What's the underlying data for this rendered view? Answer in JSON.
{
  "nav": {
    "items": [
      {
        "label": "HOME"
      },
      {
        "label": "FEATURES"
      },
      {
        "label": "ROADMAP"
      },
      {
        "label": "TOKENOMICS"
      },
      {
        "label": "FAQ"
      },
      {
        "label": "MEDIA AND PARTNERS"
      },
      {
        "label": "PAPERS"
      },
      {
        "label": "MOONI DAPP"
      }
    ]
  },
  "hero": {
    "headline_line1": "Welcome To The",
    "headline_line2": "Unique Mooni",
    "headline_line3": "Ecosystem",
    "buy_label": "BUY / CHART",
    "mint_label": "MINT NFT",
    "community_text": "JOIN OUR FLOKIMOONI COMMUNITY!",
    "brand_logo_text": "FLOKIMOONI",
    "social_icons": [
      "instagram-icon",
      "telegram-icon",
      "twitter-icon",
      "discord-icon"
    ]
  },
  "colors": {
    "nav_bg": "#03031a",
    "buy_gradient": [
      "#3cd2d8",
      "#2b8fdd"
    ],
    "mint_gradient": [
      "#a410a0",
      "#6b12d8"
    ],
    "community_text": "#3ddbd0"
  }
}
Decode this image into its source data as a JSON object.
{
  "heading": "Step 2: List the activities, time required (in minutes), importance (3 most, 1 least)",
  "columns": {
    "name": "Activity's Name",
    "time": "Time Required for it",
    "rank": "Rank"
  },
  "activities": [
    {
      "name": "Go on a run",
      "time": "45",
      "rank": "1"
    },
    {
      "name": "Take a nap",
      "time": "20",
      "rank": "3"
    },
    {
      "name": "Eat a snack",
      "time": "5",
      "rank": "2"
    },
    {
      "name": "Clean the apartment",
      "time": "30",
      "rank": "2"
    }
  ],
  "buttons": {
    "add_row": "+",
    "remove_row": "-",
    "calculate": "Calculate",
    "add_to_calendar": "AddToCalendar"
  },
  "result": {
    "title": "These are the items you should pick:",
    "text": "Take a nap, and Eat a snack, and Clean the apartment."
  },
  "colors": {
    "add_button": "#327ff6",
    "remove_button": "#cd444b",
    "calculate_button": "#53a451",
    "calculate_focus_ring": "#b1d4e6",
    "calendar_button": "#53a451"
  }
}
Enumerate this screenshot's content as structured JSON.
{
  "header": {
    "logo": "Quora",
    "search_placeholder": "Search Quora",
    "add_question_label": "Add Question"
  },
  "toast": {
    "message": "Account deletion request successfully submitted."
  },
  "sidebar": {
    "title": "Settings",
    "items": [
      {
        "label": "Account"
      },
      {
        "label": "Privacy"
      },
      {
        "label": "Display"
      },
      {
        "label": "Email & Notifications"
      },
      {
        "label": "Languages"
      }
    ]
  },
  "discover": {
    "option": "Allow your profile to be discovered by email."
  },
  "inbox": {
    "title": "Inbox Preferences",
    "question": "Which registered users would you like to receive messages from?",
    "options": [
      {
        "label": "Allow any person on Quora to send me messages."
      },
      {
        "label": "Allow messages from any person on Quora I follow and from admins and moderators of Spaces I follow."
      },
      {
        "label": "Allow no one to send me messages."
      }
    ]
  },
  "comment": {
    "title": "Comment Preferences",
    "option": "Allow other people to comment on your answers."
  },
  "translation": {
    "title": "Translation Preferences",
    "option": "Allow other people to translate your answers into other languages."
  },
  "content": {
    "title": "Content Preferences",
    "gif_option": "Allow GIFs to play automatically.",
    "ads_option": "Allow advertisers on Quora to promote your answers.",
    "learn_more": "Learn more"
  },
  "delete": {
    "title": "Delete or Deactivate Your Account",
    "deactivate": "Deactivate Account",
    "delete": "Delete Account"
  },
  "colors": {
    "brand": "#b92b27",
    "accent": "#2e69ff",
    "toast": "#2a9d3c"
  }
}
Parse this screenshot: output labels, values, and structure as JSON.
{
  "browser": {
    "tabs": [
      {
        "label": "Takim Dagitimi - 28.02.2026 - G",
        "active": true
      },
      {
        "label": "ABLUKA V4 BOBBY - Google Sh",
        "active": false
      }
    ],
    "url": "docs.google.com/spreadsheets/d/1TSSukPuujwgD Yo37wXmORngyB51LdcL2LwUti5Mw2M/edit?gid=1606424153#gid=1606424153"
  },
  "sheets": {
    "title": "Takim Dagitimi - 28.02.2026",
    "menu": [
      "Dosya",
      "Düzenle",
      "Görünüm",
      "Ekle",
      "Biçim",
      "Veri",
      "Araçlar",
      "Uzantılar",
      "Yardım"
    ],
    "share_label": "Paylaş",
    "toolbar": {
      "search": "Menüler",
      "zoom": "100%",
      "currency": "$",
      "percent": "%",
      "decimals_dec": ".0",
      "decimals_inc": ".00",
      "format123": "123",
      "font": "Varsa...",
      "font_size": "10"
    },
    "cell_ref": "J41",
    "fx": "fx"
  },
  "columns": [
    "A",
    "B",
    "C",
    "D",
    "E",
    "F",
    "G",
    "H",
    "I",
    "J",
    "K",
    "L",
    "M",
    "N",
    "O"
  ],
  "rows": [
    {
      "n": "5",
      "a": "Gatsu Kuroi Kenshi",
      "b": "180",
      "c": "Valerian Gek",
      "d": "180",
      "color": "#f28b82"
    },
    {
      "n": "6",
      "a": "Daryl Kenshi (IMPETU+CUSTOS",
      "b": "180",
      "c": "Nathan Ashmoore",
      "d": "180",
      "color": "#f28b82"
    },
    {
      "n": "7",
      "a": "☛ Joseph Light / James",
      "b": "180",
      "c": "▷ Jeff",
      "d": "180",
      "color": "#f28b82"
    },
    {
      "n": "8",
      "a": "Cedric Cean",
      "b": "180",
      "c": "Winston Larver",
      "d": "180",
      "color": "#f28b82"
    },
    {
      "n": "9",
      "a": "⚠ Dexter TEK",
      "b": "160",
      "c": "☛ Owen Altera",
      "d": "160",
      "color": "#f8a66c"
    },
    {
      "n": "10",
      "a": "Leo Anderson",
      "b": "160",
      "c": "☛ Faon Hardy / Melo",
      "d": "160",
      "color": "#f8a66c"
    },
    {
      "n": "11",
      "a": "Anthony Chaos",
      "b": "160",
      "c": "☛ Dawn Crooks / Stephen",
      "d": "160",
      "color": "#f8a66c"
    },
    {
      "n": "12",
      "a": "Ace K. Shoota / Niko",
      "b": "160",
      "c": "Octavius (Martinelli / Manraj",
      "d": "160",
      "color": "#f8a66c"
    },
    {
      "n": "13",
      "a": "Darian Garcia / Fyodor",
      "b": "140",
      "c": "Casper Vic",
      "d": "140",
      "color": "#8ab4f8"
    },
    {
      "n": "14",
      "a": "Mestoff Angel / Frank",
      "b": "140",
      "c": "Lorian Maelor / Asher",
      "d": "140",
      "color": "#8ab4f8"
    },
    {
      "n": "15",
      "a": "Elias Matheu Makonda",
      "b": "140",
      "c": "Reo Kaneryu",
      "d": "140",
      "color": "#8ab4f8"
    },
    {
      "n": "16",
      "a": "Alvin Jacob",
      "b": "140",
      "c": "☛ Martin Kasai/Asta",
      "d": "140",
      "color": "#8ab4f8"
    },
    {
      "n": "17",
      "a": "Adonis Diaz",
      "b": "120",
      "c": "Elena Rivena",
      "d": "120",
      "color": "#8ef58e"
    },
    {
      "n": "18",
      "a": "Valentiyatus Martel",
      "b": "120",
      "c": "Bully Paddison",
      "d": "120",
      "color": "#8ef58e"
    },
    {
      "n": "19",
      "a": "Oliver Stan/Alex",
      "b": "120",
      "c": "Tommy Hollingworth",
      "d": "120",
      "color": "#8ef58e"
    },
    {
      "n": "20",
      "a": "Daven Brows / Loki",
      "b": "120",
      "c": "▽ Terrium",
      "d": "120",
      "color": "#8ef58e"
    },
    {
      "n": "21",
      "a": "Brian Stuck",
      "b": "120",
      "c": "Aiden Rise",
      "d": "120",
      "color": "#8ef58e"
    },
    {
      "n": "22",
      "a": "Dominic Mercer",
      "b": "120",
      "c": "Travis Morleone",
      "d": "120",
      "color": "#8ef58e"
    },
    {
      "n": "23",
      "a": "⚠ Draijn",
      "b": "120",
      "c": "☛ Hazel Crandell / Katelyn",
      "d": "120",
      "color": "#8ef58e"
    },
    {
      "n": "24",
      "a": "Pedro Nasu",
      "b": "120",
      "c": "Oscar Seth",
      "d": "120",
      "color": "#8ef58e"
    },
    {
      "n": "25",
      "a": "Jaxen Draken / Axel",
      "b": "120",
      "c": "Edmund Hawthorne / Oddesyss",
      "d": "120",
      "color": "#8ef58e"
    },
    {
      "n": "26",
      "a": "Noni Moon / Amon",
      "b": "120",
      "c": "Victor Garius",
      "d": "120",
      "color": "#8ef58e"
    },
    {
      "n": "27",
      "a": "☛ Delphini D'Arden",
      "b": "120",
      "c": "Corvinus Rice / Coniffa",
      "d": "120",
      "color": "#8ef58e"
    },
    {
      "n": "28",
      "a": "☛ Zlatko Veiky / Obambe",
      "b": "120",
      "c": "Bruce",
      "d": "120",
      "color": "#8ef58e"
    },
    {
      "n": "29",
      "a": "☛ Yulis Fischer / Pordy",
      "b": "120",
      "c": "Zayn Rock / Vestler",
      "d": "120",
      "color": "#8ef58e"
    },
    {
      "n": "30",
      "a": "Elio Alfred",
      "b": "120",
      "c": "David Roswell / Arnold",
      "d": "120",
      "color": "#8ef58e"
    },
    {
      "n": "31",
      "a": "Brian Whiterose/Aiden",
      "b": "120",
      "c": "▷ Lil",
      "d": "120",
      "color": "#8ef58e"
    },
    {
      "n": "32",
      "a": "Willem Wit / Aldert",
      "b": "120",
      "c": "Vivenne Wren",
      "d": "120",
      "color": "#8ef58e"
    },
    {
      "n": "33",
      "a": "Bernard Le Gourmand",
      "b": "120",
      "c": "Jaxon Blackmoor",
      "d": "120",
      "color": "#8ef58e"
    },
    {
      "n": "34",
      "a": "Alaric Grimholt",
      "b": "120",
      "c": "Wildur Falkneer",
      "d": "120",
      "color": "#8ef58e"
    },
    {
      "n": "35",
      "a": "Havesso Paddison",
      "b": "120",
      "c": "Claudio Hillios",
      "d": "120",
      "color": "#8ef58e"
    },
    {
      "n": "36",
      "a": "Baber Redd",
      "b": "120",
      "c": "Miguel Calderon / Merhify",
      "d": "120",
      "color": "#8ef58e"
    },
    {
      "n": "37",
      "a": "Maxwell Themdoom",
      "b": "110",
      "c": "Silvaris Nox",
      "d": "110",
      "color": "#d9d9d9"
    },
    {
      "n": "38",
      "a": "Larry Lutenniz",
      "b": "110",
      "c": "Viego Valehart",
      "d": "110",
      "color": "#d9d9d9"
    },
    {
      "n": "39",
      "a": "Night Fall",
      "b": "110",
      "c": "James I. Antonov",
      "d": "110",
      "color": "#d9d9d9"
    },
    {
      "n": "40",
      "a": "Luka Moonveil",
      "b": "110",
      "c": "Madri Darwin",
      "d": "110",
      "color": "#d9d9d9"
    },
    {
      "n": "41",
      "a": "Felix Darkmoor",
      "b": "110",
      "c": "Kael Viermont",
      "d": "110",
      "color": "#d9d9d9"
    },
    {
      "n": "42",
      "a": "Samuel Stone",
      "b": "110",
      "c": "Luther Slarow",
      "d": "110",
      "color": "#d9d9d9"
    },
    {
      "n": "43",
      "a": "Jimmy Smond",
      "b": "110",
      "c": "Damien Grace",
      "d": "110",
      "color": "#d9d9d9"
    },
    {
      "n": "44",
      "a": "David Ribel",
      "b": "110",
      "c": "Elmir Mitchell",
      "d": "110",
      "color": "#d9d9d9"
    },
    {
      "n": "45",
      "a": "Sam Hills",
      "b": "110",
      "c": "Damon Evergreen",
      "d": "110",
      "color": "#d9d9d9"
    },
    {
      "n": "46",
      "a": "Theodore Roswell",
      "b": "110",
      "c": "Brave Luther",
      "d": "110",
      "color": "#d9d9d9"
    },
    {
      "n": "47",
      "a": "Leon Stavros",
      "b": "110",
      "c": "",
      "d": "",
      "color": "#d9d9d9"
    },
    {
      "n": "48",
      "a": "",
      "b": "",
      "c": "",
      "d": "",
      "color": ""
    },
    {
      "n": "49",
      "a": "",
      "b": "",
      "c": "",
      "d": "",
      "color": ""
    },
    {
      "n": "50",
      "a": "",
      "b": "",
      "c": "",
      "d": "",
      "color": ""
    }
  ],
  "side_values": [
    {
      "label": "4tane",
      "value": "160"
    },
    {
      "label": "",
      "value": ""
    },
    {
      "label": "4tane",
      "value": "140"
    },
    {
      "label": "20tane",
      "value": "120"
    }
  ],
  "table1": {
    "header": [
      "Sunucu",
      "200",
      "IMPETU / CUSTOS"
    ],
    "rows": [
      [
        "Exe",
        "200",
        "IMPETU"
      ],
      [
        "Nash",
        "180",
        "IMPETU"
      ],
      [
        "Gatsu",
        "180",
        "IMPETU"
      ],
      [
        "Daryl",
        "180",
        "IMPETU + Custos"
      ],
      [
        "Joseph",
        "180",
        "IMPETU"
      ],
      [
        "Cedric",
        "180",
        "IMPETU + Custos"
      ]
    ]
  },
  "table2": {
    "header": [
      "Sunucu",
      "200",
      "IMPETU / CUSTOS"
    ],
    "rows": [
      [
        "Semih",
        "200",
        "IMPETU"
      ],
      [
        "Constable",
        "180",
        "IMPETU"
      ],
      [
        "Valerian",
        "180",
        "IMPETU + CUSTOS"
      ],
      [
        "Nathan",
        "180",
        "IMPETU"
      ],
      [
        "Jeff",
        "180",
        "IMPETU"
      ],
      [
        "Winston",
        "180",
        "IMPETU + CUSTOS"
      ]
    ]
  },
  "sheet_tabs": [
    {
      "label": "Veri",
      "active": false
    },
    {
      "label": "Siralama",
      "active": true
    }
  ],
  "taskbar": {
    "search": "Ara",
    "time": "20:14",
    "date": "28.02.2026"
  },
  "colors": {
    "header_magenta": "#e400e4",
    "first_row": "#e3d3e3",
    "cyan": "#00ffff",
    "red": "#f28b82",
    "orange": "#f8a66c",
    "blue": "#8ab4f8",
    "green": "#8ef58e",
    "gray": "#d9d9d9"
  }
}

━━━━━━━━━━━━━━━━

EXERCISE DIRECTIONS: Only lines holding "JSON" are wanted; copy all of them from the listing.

RESPONSE:
What's the underlying data for this rendered view? Answer in JSON.
Decode this image into its source data as a JSON object.
Enumerate this screenshot's content as structured JSON.
Parse this screenshot: output labels, values, and structure as JSON.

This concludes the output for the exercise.